President Reagan's budget for next fiscal year features a host of conservative economic ideas that were discarded or overshadowed in earlier attempts to control federal spending on domestic programs, according to White House officials.

The ideas are aimed at permanently shrinking the federal establishment by transferring functions to private business or other levels of government. Reagan intends to strike this theme in his Jan. 28 State of the Union address, saying he is doing so "not to turn the clock back, but to look ahead," as one presidential adviser put it.

Many of the ideas were discarded as politically impossible or impractical in earlier budget-cutting rounds, and some administration officials have privately scorned them even now as "cats and dogs." In addition, Congress appears to have little appetite for the new approach, and leaders there have already warned of a budget "dead on arrival."

But the ideas have been resurrected because of pressure to meet the new $144 billion deficit target next year, and the threat of automatic spending cuts if Reagan and Congress deadlock over spending. White House officials say that despite grumbling on Capitol Hill, at least some of Reagan's domestic spending cuts may well be approved, given the alternative of deep, across-the board cuts under the Gramm-Rudman-Hollings law.

Office of Management and Budget Director James C. Miller III has championed the new ideas, stressing somewhat different justifications for budget cuts than did his predecessor, David A. Stockman.

Stockman's five-year war on domestic spending came with a heavy dose of conservative ideology, but the former Michigan congressman also brought a pragmatic political streak to the process, weighing how his proposals would be accepted on Capitol Hill.

Miller, an economist and former chairman of the Federal Trade Commission, has given more weight to the philosophy behind various policy changes. In screening the budget for cuts, Miller this year asked such questions as whether private businesses could perform the functions better, whether the services could be delivered better, and whether government assets could be sold because "we need the money."

Miller also has been urging Reagan to take a more direct and confrontational approach to Congress on behalf of these proposals, rather than the negotiated tack that Stockman often preferred.

Both budget directors reached common conclusions on wiping out some agencies, such as the Small Business Administration and subsidies to Amtrak.

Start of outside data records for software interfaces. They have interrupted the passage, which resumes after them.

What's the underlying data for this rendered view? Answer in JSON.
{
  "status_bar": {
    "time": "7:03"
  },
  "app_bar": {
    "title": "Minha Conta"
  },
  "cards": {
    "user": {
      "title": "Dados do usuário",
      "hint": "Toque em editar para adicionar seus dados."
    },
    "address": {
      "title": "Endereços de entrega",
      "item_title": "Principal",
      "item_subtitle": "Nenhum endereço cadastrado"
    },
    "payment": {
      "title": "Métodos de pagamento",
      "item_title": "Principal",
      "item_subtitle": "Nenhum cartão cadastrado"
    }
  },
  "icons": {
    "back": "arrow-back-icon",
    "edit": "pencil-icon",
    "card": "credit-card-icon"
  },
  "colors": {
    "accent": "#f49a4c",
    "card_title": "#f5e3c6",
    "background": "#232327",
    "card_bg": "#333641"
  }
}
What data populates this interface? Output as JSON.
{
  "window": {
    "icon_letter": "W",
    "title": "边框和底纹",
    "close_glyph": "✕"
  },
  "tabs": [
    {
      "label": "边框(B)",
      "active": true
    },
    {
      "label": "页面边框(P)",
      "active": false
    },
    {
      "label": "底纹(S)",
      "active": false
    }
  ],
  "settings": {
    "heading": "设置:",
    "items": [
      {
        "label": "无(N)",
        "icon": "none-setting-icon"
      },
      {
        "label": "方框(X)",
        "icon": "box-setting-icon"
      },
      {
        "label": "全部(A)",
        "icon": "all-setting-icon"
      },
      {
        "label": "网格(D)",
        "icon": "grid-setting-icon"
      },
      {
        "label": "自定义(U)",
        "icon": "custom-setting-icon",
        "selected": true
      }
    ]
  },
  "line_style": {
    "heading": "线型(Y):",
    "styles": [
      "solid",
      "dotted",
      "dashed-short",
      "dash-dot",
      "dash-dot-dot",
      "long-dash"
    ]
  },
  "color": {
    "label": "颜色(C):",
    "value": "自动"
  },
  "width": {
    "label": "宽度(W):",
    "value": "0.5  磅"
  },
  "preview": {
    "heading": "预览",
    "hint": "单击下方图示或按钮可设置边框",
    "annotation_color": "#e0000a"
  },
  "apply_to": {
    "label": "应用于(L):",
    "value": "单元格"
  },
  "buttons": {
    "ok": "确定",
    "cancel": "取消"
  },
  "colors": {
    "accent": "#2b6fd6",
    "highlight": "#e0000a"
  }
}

But Miller went further. "He took what Stockman did last year, then expanded it, not only in dollars but in philosophy," said a senior policy-maker who has worked for both.

These ideas include transferring some federal functions to private industry, known as "privatization." Reagan will also seek to transfer other functions to state and local governments, similar to his "New Federalism" initiative of 1982, which Congress never accepted but which Reagan is still trying to implement. For example, Reagan will propose transferring some highway and transportation functions to local governments, then provide block grants, at reduced levels of funding, to pay for the same functions.

The president will seek to eliminate the Interstate Commerce Commission, a move that will do little to reduce the deficit but eliminate a century-old regulatory agency. Miller has long been an advocate of less government regulation.

Reagan also will propose increased "contracting out" of various government functions like garbage collection and security. And he will again seek to impose "user fees" for things such as national parks, Customs services and navigation.

Another theme in the budget will be "asset sales," in which Reagan will ask Congress to sell such items as loan portfolios and the Naval Petroleum Reserves. These were avoided in earlier years partly because officials feared Congress would accept them to achieve quick deficit savings rather than long-term program reforms.

Yet another theme, worked out under OMB Deputy Director Joseph R. Wright Jr., is to be "credit reform," selling off some loan portfolios, charging fees for high-risk lending, raising the existing low interest rates on many federal loans and screening loan applications governmentwide. The result will be to eliminate many subsidies in federal lending.